  • Good source of vitamin C, potassium, and carotenes
  • Squash has Anticancer effects – prevents cell mutations
  • It’s great to consume squash in the summer because it helps prevent dehydration and the carotenes help protect against sun damage (Nature is so smart!!)
  • Small to medium sized squash will have a superior flavor to really large squash
  • It does contain high levels of oxalates, so if you have a history of oxalate containing kidney stones, avoid over consumption.

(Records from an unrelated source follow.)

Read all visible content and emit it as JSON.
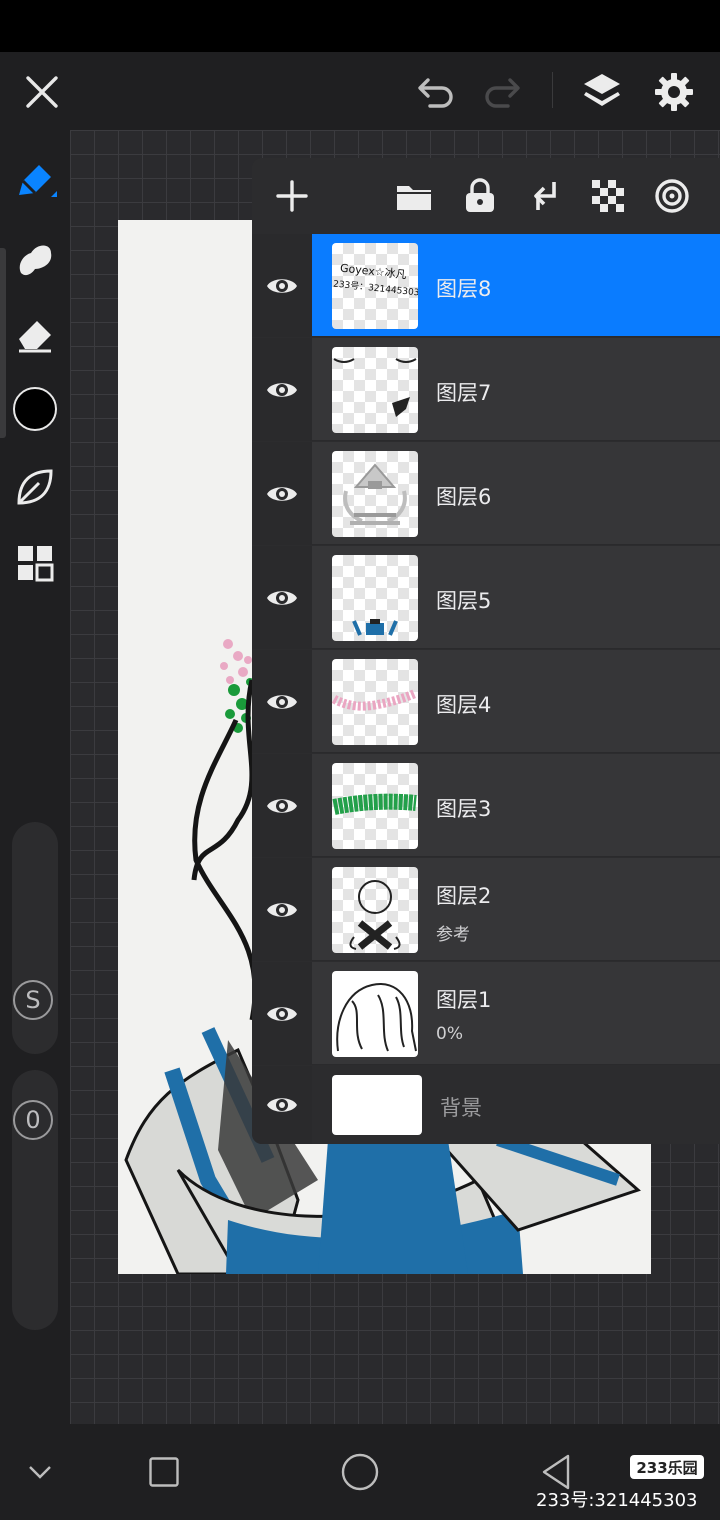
{
  "toolbar": {
    "icons": [
      "close-icon",
      "undo-icon",
      "redo-icon",
      "layers-icon",
      "settings-icon"
    ]
  },
  "sidebar": {
    "tools": [
      "pen-icon",
      "smudge-icon",
      "eraser-icon",
      "color-swatch",
      "leaf-icon",
      "grid-icon"
    ],
    "size_label": "S",
    "opacity_label": "0",
    "color": "#000000"
  },
  "layers_panel": {
    "header_icons": [
      "add-icon",
      "folder-icon",
      "lock-icon",
      "merge-down-icon",
      "checker-icon",
      "target-icon"
    ],
    "layers": [
      {
        "name": "图层8",
        "subtitle": "",
        "active": true,
        "visible": true
      },
      {
        "name": "图层7",
        "subtitle": "",
        "active": false,
        "visible": true
      },
      {
        "name": "图层6",
        "subtitle": "",
        "active": false,
        "visible": true
      },
      {
        "name": "图层5",
        "subtitle": "",
        "active": false,
        "visible": true
      },
      {
        "name": "图层4",
        "subtitle": "",
        "active": false,
        "visible": true
      },
      {
        "name": "图层3",
        "subtitle": "",
        "active": false,
        "visible": true
      },
      {
        "name": "图层2",
        "subtitle": "参考",
        "active": false,
        "visible": true
      },
      {
        "name": "图层1",
        "subtitle": "0%",
        "active": false,
        "visible": true
      }
    ],
    "background": {
      "name": "背景",
      "visible": true
    },
    "thumb_text": {
      "line1": "Goyex☆冰凡",
      "line2": "233号：321445303"
    }
  },
  "navbar": {
    "icons": [
      "chevron-down-icon",
      "recents-icon",
      "home-icon",
      "back-icon"
    ]
  },
  "watermark": {
    "badge": "233乐园",
    "text": "233号:321445303"
  },
  "colors": {
    "accent": "#0a7cff",
    "panel": "#2c2c2e",
    "toolbar": "#1f1f21"
  }
}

From The 52 New Foods Challenge: A Family Cooking Adventure for Each Week of the Year, with 150 Recipes by Jennifer Tyler Lee and Encyclopedia of Healing Foods by Michael Murray, Joseph Pizzorno, and Lara Pizzorno

The 52 New Foods Challenge – Asparagus

The 52 New Foods Challenge Food of the Week: Asparagus

The first spring food for our challenge! (That puts me at least a couple week behind!) Jennifer Tyler Lee suggests roasting asparagus or adding them to a frittata. A couple of weeks ago, when I found them at my favorite vendor at my local farmers market for the first time this season, I decided to make cream of asparagus soup. The recipe I had called for heavy cream, but I decided to paleo-ify it by using cashew cream instead. It was great! I’ll be making it again!asparagus(2) 2 -1500px

Food Facts:

  • The season generally starts in March and only is a few months long, so I rarely buy asparagus after spring is over
  • Asparagus is best cooked and served as soon as it is harvested, so growing your own is highly recommended. When purchased from the farmers market or store, cook within a few days
  • Shorter spears are up to ten times sweeter than spears that are 10+ inches long
  • Cooked asparagus is more nutritious than raw and steaming is the most nutritious way to cook it
  • Purple asparagus is more nutritious than green asparagus
  • Member of the lily family
  • Good source of vitamins A, C, and K, and potassium, folate, thiamine, riboflavin, manganese, and copper
  • Good source of fiber
  • Includes antioxidants lutein and beta-carotene
  • Considered to be a good prebiotic. Our digestive systems are home to billions of bacteria (when they are functioning well, that is) and the bacteria colony needs to prebiotics to thrive
  • Because of their high fiber content, they help to lower cholesterol
  • Asparagus has been shown to suppress the growth of liver cancer cell

From The 52 New Foods Challenge: A Family Cooking Adventure for Each Week of the Year, with 150 Recipes by Jennifer Tyler Lee, Encyclopedia of Healing Foods by Michael Murray, Joseph Pizzorno, and Lara Pizzorno, and Superfoods: The Healthiest Foods on the Planet
by Tonia Reinhard

 

Photo Credit: Laci Smith https://www.instagram.com/laciphotography/